Problem:
A faithful copy of every entry is the goal; keep the images out of it.
□ □ □ □
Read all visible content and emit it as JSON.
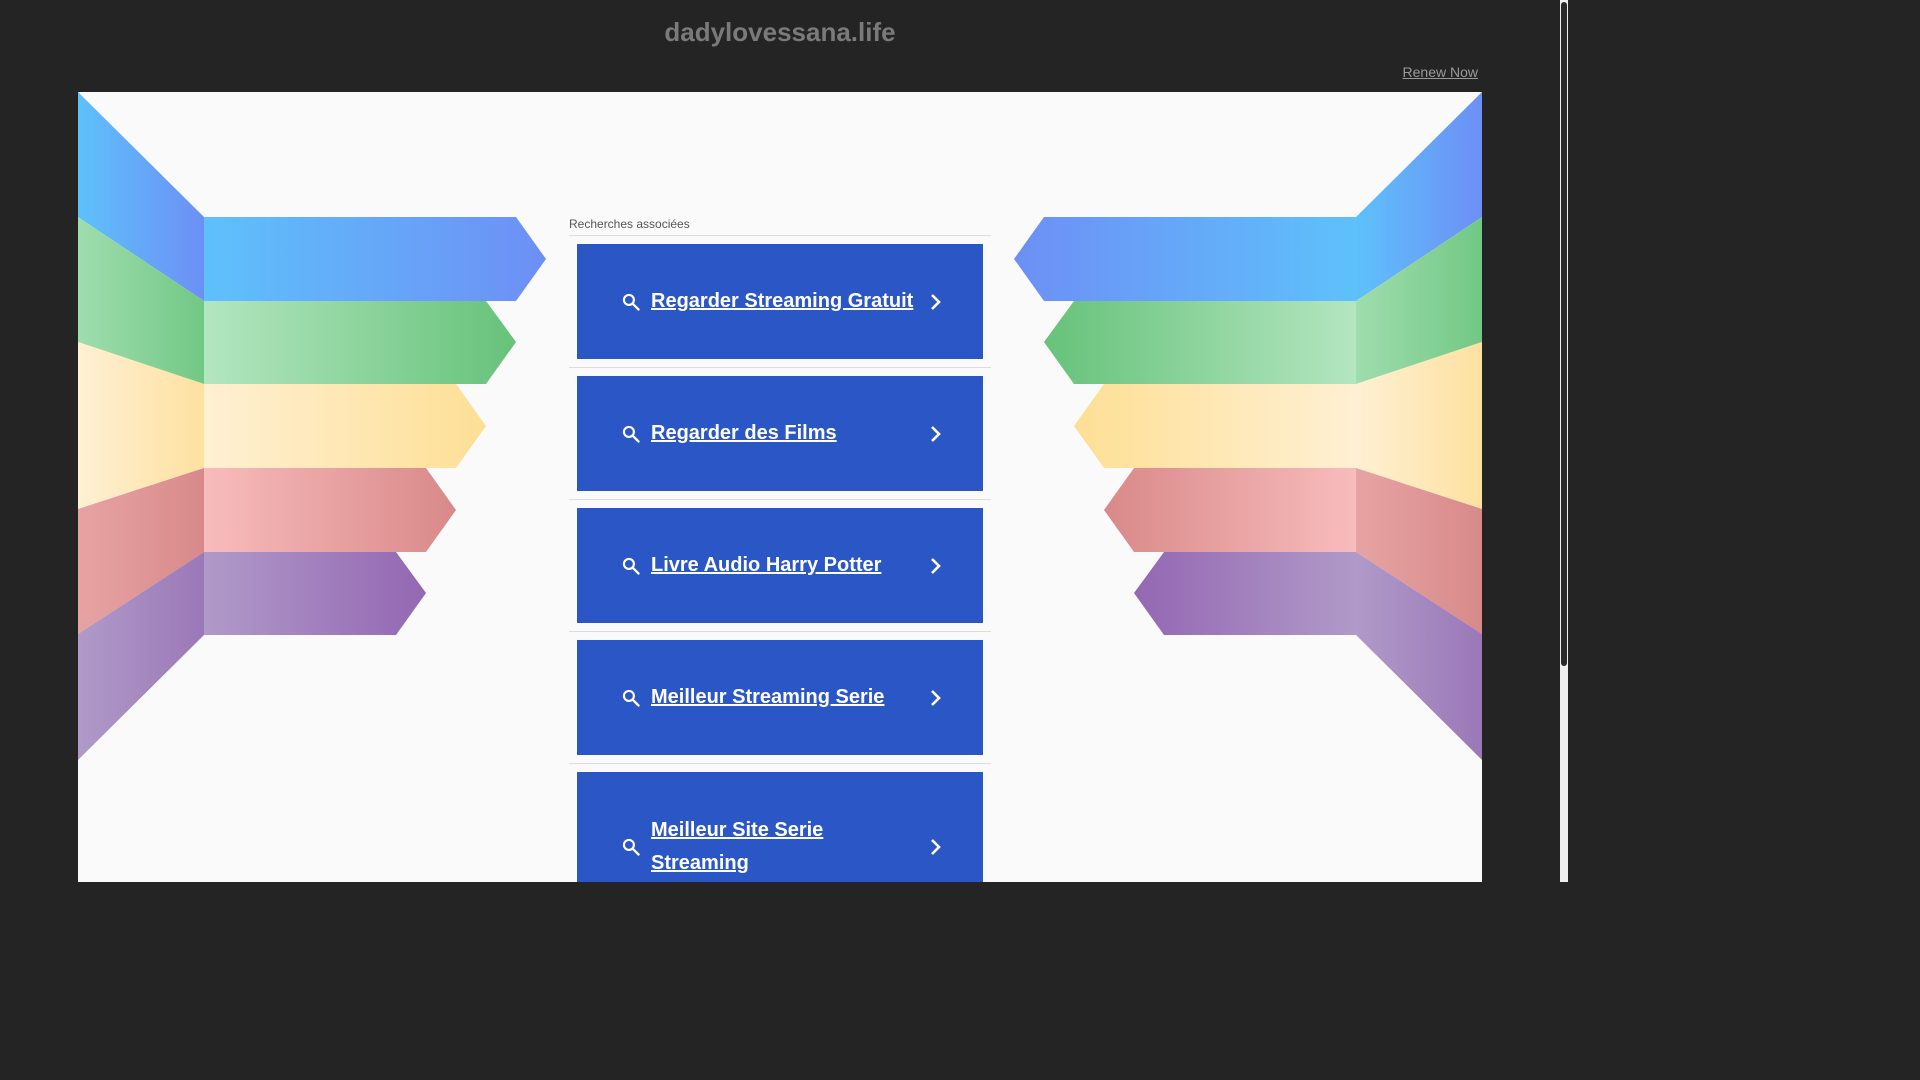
{
  "header": {
    "domain_title": "dadylovessana.life",
    "renew_label": "Renew Now"
  },
  "related": {
    "title": "Recherches associées",
    "items": [
      {
        "label": "Regarder Streaming Gratuit"
      },
      {
        "label": "Regarder des Films"
      },
      {
        "label": "Livre Audio Harry Potter"
      },
      {
        "label": "Meilleur Streaming Serie"
      },
      {
        "label": "Meilleur Site Serie Streaming"
      }
    ]
  },
  "icons": {
    "result": "search-icon",
    "arrow": "chevron-right-icon"
  },
  "colors": {
    "page_background": "#242424",
    "content_background": "#fafafa",
    "button_background": "#2b56c6",
    "button_text": "#ffffff",
    "title_text": "#7a7a7a",
    "band_blue": "#62a9f5",
    "band_green": "#7fcf8a",
    "band_yellow": "#fde3a7",
    "band_red": "#e59b9b",
    "band_purple": "#a688c0"
  }
}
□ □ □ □
Reply:
Read all visible content and emit it as JSON.
{
  "header": {
    "domain_title": "dadylovessana.life",
    "renew_label": "Renew Now"
  },
  "related": {
    "title": "Recherches associées",
    "items": [
      {
        "label": "Regarder Streaming Gratuit"
      },
      {
        "label": "Regarder des Films"
      },
      {
        "label": "Livre Audio Harry Potter"
      },
      {
        "label": "Meilleur Streaming Serie"
      },
      {
        "label": "Meilleur Site Serie Streaming"
      }
    ]
  },
  "icons": {
    "result": "search-icon",
    "arrow": "chevron-right-icon"
  },
  "colors": {
    "page_background": "#242424",
    "content_background": "#fafafa",
    "button_background": "#2b56c6",
    "button_text": "#ffffff",
    "title_text": "#7a7a7a",
    "band_blue": "#62a9f5",
    "band_green": "#7fcf8a",
    "band_yellow": "#fde3a7",
    "band_red": "#e59b9b",
    "band_purple": "#a688c0"
  }
}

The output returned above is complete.